New numbers released this week show that the state would save and not spend money, by implementing the new federal health care law.
In a media briefing in Richmond yesterday, Secretary of Health and Human Resources Bill Hazel stated that previous estimates of costs involved in implementing the affordable health care act in Virginia, are outdated and that the new numbers are based on more accurate data than was available in previous years.
In 2010, the estimated cost of expansion to the state exceeded 2.1-billion dollars over 10 years, and a 2012 estimate predicted the new law would cost 137-million dollars through 2022. But new information shows that the state would actually save 1-billion dollars during the same period, through 2022.
The revised estimates reflect new assumptions about how much expansion would save the state in taxpayer subsidies to Virginia’s two biggest academic medical centers.
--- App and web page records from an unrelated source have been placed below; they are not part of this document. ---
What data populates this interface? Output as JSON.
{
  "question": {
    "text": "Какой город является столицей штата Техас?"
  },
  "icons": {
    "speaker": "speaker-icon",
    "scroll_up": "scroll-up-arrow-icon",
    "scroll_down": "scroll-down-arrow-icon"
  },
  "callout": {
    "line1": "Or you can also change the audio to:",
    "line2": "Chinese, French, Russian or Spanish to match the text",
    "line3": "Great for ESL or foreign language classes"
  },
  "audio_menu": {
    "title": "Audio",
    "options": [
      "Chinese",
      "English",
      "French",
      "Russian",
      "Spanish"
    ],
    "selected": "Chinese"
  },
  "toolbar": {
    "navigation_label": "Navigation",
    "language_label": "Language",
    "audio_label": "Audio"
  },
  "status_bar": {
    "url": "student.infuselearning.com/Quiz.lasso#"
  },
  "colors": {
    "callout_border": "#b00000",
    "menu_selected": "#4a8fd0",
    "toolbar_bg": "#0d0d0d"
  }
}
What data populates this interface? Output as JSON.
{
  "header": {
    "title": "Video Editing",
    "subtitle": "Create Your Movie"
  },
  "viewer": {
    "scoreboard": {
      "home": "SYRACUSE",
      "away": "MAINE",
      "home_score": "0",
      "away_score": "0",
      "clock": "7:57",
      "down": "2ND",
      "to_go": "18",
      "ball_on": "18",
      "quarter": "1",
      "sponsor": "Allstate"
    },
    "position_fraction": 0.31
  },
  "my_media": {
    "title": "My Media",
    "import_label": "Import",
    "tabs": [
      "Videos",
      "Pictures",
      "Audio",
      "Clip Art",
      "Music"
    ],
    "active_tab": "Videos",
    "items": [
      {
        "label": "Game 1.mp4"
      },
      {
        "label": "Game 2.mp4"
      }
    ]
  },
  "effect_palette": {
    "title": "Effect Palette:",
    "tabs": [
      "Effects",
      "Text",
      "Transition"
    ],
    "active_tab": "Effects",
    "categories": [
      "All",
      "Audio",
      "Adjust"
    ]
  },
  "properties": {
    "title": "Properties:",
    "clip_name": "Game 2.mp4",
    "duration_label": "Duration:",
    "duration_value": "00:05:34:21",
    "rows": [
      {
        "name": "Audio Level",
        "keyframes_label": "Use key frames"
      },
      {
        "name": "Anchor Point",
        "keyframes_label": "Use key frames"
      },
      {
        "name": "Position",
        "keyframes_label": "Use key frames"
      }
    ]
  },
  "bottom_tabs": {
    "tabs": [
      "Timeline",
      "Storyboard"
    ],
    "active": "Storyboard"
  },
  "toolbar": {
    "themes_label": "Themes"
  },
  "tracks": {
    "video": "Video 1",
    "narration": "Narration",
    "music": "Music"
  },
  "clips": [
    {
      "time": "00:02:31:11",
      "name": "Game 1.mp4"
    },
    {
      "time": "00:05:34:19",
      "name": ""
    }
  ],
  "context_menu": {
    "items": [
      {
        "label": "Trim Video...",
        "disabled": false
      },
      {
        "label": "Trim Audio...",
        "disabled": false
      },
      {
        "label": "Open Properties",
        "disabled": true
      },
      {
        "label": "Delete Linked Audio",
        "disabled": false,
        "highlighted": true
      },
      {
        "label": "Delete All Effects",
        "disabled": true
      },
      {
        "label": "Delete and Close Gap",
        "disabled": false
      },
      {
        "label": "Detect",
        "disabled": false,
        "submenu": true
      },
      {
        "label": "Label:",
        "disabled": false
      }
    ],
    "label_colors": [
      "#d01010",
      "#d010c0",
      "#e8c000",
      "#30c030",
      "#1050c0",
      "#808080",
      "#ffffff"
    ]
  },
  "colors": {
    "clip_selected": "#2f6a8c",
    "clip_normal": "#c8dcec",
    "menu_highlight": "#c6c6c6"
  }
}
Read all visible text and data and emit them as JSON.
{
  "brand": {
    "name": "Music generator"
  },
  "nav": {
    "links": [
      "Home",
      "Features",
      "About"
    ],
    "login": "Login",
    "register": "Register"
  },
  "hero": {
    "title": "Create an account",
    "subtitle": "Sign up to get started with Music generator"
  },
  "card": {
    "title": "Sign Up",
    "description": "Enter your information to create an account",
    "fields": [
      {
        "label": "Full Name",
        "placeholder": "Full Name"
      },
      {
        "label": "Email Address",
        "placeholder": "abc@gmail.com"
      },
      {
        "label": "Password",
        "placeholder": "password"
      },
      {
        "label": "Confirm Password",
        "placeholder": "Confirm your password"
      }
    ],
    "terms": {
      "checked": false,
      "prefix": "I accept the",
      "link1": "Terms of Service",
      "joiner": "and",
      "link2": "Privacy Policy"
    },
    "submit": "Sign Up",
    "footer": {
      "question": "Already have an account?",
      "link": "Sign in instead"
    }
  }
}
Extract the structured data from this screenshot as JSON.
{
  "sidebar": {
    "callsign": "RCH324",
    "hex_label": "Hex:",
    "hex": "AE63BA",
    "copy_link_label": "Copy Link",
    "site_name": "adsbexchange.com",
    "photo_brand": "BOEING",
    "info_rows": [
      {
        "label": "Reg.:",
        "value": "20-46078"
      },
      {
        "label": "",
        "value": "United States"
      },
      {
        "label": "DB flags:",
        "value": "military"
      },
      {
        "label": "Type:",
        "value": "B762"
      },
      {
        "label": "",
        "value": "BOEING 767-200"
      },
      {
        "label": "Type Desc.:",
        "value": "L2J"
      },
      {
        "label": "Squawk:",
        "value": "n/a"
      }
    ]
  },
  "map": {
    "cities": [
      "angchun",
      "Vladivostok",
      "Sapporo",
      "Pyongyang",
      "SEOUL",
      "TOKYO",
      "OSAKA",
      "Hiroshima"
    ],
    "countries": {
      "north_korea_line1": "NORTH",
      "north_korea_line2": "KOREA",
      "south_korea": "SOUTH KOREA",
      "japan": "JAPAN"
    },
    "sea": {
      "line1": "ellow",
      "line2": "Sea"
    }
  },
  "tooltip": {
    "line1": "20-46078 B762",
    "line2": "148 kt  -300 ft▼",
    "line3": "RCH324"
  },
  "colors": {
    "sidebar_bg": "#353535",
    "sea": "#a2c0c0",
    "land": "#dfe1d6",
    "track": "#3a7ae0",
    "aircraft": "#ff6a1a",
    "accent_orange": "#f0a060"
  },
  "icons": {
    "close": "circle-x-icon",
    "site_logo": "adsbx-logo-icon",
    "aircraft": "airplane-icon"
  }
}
Governor McAuliffe has made expanding Medicaid eligibility, a key component of the health care law, a top priority of his new administration.
Republican Senator Chris Jones says he will insist on reforms being in place, working and producing savings before he will consider extending health coverage ultimately to more than 400,000 uninsured Virginians.